tremulous with emotion, as he recalled scene after scene in that drama which led up to the most portentous event of these modern times, the civil war in America. “No life,” said he,

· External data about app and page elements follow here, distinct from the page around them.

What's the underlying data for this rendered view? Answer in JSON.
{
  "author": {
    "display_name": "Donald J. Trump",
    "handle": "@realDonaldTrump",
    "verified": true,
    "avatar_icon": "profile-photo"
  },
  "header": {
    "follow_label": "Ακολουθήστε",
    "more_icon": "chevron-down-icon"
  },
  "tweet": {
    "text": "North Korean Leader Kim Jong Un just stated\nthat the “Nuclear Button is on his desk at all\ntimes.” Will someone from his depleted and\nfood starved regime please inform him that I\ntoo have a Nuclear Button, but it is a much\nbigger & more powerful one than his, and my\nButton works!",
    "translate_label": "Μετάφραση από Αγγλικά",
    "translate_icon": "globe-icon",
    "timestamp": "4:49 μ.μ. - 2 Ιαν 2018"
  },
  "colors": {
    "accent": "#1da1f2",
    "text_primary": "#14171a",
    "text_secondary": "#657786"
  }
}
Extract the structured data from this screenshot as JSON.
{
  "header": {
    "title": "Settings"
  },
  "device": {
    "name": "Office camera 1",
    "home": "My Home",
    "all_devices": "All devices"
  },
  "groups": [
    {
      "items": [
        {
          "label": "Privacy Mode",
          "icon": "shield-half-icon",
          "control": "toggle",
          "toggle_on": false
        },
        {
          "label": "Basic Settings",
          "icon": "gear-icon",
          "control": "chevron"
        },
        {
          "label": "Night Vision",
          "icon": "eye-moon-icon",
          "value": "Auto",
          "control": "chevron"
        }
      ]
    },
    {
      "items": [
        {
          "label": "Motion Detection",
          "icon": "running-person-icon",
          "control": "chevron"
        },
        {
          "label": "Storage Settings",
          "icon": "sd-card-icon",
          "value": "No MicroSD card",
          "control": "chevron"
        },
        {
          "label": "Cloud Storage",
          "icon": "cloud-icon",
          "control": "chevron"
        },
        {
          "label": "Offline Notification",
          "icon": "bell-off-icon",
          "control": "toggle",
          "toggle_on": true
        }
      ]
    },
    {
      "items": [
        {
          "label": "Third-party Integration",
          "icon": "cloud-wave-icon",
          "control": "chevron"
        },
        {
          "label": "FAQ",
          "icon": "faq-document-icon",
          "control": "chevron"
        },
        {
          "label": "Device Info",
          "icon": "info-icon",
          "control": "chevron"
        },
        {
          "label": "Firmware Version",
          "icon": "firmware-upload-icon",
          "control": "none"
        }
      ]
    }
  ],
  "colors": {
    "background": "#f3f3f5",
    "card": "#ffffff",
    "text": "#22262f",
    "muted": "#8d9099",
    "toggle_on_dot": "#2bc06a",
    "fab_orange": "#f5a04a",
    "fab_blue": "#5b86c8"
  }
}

can ever again be like the life of those olden days. The South had an element in its society—a landed gentry—which afforded ample opportunity for extraordinary culture, elevated the standard of scholarship in the South, enlarged and emancipated social intercourse, and established schools of individual refinement. We had a vast agricultural country, and the pursuit of agriculture in the South had its fixed features. No life was like the plantation life of those days, and many old negroes who survive gladly testify to its alluring charms. The kindness of an old master or mistress comes back through the vista of receding years, like a sunset glow from a distant land, and no one but the Southern child who has experienced the loving, thoughtful care of an old negro mammy, can appreciate the bond of sympathy which often united the races. The people of the North could not understand all this. But the colonies of Virginia, Maryland and the Carolinas were from the first distinguished for their polite manners, their fine sentiment, their attachment to a sort of feudal life, their landed gentry, their love of field sports, and the prodigal aristocracy that dispensed its store in constant rounds of hospitality and gaiety. We had a rich population then, and, as I said before, dispensed a baronial hospitality. All was life and joy and affluence. The old tradition of colonial Southern manners was still followed out, for no traveler was allowed to go to a tavern after he had been the guest of one of these old families, but was handed over from family to family through entire States. The holidays were celebrated by master and slave with music and feasting, and petty litigation was at a low ebb. There was an old tradition, too, that gold was kept in chests among our early ancestors after the downfall of continental paper, and weighed in scales and loaned out to neighbors on terms of short payment, without note, interest or witness or security, so great was the proverbial honor of the South. It was hard, therefore, for the descendants of the Puritan exiles who established themselves upon the cold and rugged soil of New England to understand the manners and traditions of the descendents of the cavaliers who sought the brighter climate of the South, and told stories of their ancestors in their baronial halls in Virginia drinking confusion to roundheads and regicides. The South yielded to none in her love for the Union, but States'